• **WORK TASK**
What you produce should match the records exactly, line for line.

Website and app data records
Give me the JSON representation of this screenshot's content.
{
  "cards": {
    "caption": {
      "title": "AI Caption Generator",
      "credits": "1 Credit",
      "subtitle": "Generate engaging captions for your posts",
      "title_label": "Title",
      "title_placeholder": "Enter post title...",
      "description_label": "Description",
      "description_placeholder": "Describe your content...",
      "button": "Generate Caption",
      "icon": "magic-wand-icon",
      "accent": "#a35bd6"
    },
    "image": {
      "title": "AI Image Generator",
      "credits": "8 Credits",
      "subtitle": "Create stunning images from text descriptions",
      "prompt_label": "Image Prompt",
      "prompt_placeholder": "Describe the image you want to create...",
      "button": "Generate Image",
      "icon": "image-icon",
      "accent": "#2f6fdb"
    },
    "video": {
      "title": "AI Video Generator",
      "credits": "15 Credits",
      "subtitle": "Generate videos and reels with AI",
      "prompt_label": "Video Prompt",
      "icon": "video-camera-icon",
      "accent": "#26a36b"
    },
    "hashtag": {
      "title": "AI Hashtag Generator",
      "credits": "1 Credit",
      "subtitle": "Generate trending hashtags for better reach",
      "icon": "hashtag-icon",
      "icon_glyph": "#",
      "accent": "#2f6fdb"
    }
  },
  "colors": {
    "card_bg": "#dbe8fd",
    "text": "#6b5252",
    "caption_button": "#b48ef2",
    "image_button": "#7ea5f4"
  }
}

• **TASK RESULT**
Give me the JSON representation of this screenshot's content.
{
  "cards": {
    "caption": {
      "title": "AI Caption Generator",
      "credits": "1 Credit",
      "subtitle": "Generate engaging captions for your posts",
      "title_label": "Title",
      "title_placeholder": "Enter post title...",
      "description_label": "Description",
      "description_placeholder": "Describe your content...",
      "button": "Generate Caption",
      "icon": "magic-wand-icon",
      "accent": "#a35bd6"
    },
    "image": {
      "title": "AI Image Generator",
      "credits": "8 Credits",
      "subtitle": "Create stunning images from text descriptions",
      "prompt_label": "Image Prompt",
      "prompt_placeholder": "Describe the image you want to create...",
      "button": "Generate Image",
      "icon": "image-icon",
      "accent": "#2f6fdb"
    },
    "video": {
      "title": "AI Video Generator",
      "credits": "15 Credits",
      "subtitle": "Generate videos and reels with AI",
      "prompt_label": "Video Prompt",
      "icon": "video-camera-icon",
      "accent": "#26a36b"
    },
    "hashtag": {
      "title": "AI Hashtag Generator",
      "credits": "1 Credit",
      "subtitle": "Generate trending hashtags for better reach",
      "icon": "hashtag-icon",
      "icon_glyph": "#",
      "accent": "#2f6fdb"
    }
  },
  "colors": {
    "card_bg": "#dbe8fd",
    "text": "#6b5252",
    "caption_button": "#b48ef2",
    "image_button": "#7ea5f4"
  }
}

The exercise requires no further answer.